▼
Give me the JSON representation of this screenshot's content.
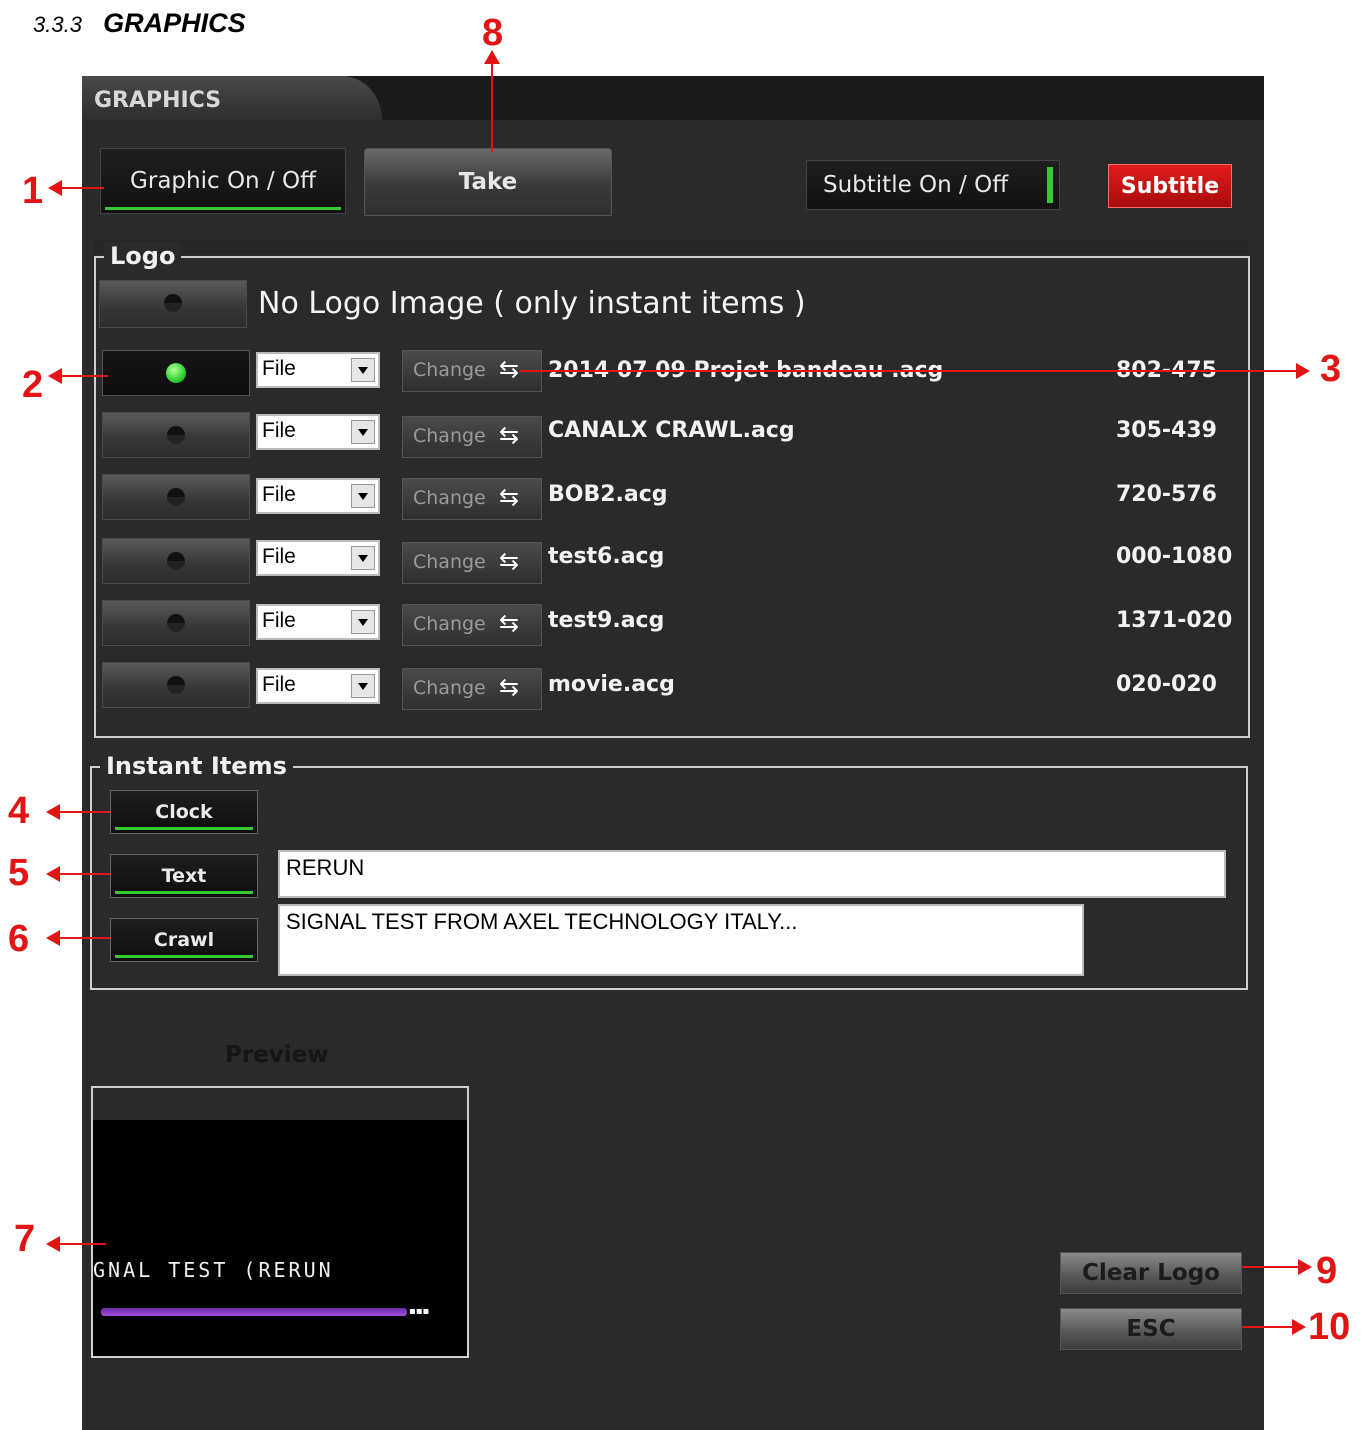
{
  "doc": {
    "section_number": "3.3.3",
    "section_title": "GRAPHICS"
  },
  "window": {
    "tab": "GRAPHICS"
  },
  "toolbar": {
    "graphic_toggle": "Graphic On / Off",
    "take": "Take",
    "subtitle_toggle": "Subtitle On / Off",
    "subtitle": "Subtitle"
  },
  "logo": {
    "group_title": "Logo",
    "no_logo_label": "No Logo Image ( only instant items )",
    "rows": [
      {
        "source": "File",
        "change": "Change",
        "file": "2014 07 09 Projet bandeau .acg",
        "coords": "802-475",
        "active": true
      },
      {
        "source": "File",
        "change": "Change",
        "file": "CANALX CRAWL.acg",
        "coords": "305-439",
        "active": false
      },
      {
        "source": "File",
        "change": "Change",
        "file": "BOB2.acg",
        "coords": "720-576",
        "active": false
      },
      {
        "source": "File",
        "change": "Change",
        "file": "test6.acg",
        "coords": "000-1080",
        "active": false
      },
      {
        "source": "File",
        "change": "Change",
        "file": "test9.acg",
        "coords": "1371-020",
        "active": false
      },
      {
        "source": "File",
        "change": "Change",
        "file": "movie.acg",
        "coords": "020-020",
        "active": false
      }
    ]
  },
  "instant": {
    "group_title": "Instant Items",
    "clock": "Clock",
    "text": "Text",
    "text_value": "RERUN",
    "crawl": "Crawl",
    "crawl_value": "SIGNAL TEST FROM AXEL TECHNOLOGY ITALY..."
  },
  "preview": {
    "label": "Preview",
    "ticker_text": "GNAL TEST (RERUN"
  },
  "footer": {
    "clear_logo": "Clear Logo",
    "esc": "ESC"
  },
  "callouts": [
    "1",
    "2",
    "3",
    "4",
    "5",
    "6",
    "7",
    "8",
    "9",
    "10"
  ],
  "colors": {
    "accent_green": "#35c935",
    "subtitle_red": "#d01010",
    "callout_red": "#e21414"
  }
}
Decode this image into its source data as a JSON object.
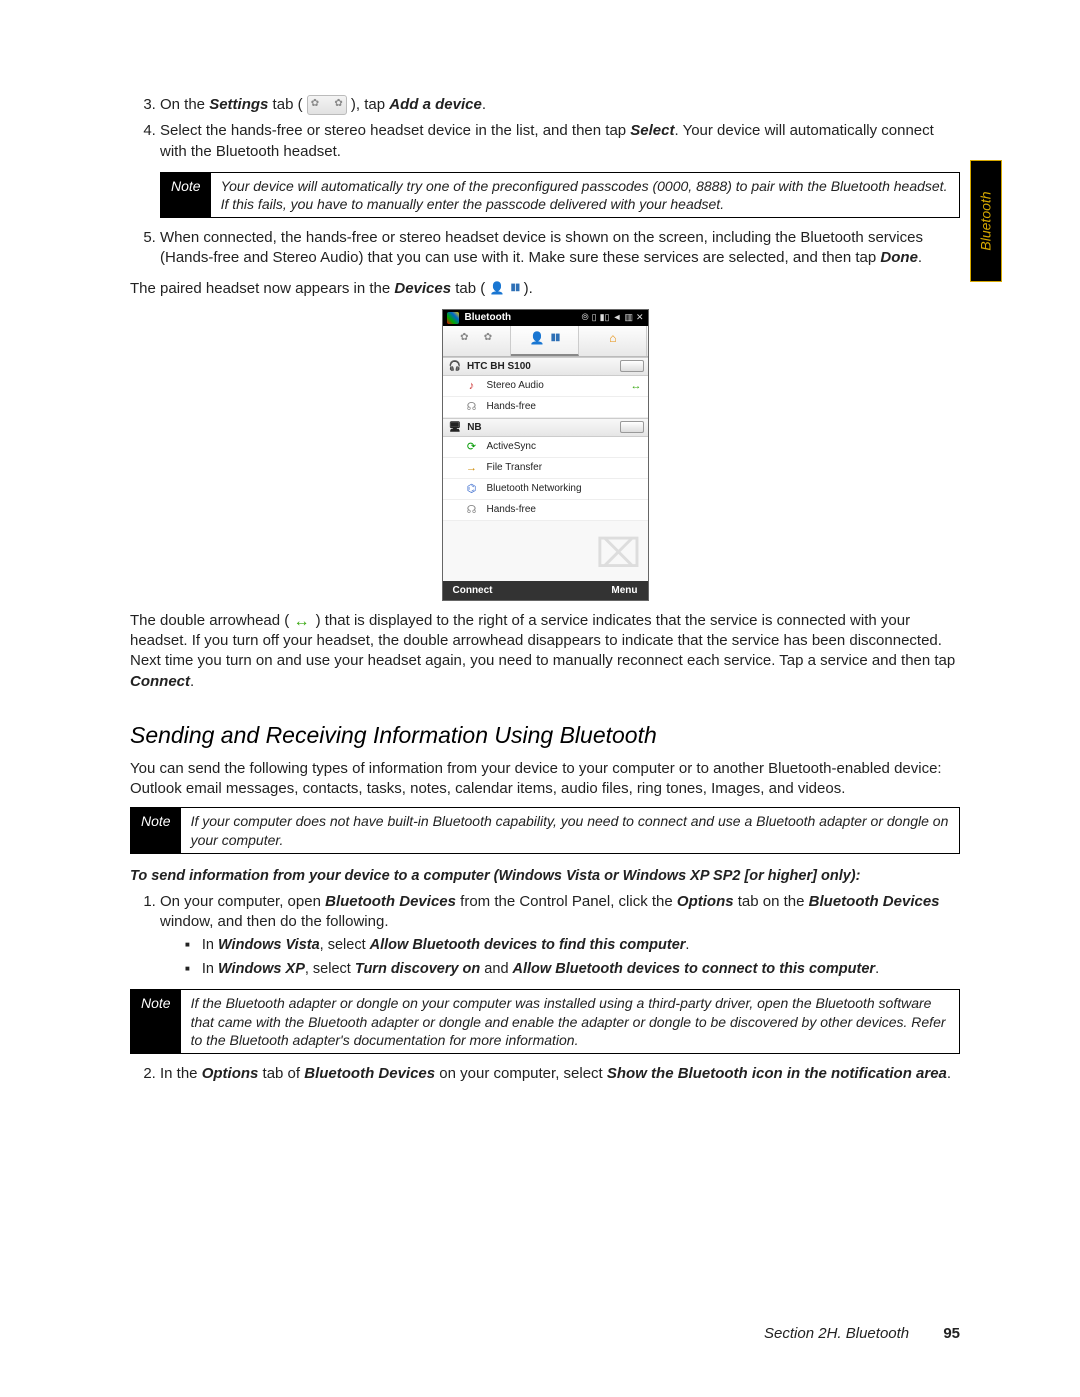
{
  "side_tab": "Bluetooth",
  "steps_a": {
    "s3_pre": "On the ",
    "s3_bold": "Settings",
    "s3_mid": " tab ( ",
    "s3_post": " ), tap ",
    "s3_action": "Add a device",
    "s3_end": ".",
    "s4_a": "Select the hands-free or stereo headset device in the list, and then tap ",
    "s4_b": "Select",
    "s4_c": ". Your device will automatically connect with the Bluetooth headset.",
    "s5_a": "When connected, the hands-free or stereo headset device is shown on the screen, including the Bluetooth services (Hands-free and Stereo Audio) that you can use with it. Make sure these services are selected, and then tap ",
    "s5_b": "Done",
    "s5_c": "."
  },
  "note1": {
    "label": "Note",
    "text": "Your device will automatically try one of the preconfigured passcodes (0000, 8888) to pair with the Bluetooth headset. If this fails, you have to manually enter the passcode delivered with your headset."
  },
  "paired_line": {
    "a": "The paired headset now appears in the ",
    "b": "Devices",
    "c": " tab ( ",
    "d": " )."
  },
  "screenshot": {
    "title": "Bluetooth",
    "device1": "HTC BH S100",
    "svc1a": "Stereo Audio",
    "svc1b": "Hands-free",
    "device2": "NB",
    "svc2a": "ActiveSync",
    "svc2b": "File Transfer",
    "svc2c": "Bluetooth Networking",
    "svc2d": "Hands-free",
    "sk_left": "Connect",
    "sk_right": "Menu"
  },
  "arrow_para": {
    "a": "The double arrowhead ( ",
    "b": " ) that is displayed to the right of a service indicates that the service is connected with your headset. If you turn off your headset, the double arrowhead disappears to indicate that the service has been disconnected. Next time you turn on and use your headset again, you need to manually reconnect each service. Tap a service and then tap ",
    "c": "Connect",
    "d": "."
  },
  "heading": "Sending and Receiving Information Using Bluetooth",
  "intro_para": "You can send the following types of information from your device to your computer or to another Bluetooth-enabled device: Outlook email messages, contacts, tasks, notes, calendar items, audio files, ring tones, Images, and videos.",
  "note2": {
    "label": "Note",
    "text": "If your computer does not have built-in Bluetooth capability, you need to connect and use a Bluetooth adapter or dongle on your computer."
  },
  "sub_instruction": "To send information from your device to a computer (Windows Vista or Windows XP SP2 [or higher] only):",
  "steps_b": {
    "s1_a": "On your computer, open ",
    "s1_b": "Bluetooth Devices",
    "s1_c": " from the Control Panel, click the ",
    "s1_d": "Options",
    "s1_e": " tab on the ",
    "s1_f": "Bluetooth Devices",
    "s1_g": " window, and then do the following.",
    "bullet1_a": "In ",
    "bullet1_b": "Windows Vista",
    "bullet1_c": ", select ",
    "bullet1_d": "Allow Bluetooth devices to find this computer",
    "bullet1_e": ".",
    "bullet2_a": "In ",
    "bullet2_b": "Windows XP",
    "bullet2_c": ", select ",
    "bullet2_d": "Turn discovery on",
    "bullet2_e": " and ",
    "bullet2_f": "Allow Bluetooth devices to connect to this computer",
    "bullet2_g": ".",
    "s2_a": "In the ",
    "s2_b": "Options",
    "s2_c": " tab of ",
    "s2_d": "Bluetooth Devices",
    "s2_e": " on your computer, select ",
    "s2_f": "Show the Bluetooth icon in the notification area",
    "s2_g": "."
  },
  "note3": {
    "label": "Note",
    "text": "If the Bluetooth adapter or dongle on your computer was installed using a third-party driver, open the Bluetooth software that came with the Bluetooth adapter or dongle and enable the adapter or dongle to be discovered by other devices. Refer to the Bluetooth adapter's documentation for more information."
  },
  "footer": {
    "section": "Section 2H. Bluetooth",
    "page": "95"
  }
}
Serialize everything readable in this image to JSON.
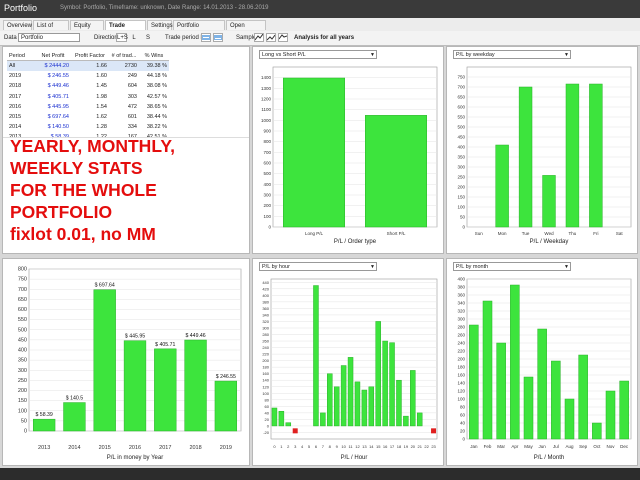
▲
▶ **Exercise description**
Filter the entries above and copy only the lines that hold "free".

▶ **Solution to the exercise**
    "s4_a": "Select the hands-free or stereo headset device in the list, and then tap ",
    "s5_a": "When connected, the hands-free or stereo headset device is shown on the screen, including the Bluetooth services (Hands-free and Stereo Audio) that you can use with it. Make sure these services are selected, and then tap ",
    "svc1b": "Hands-free",
    "svc2d": "Hands-free",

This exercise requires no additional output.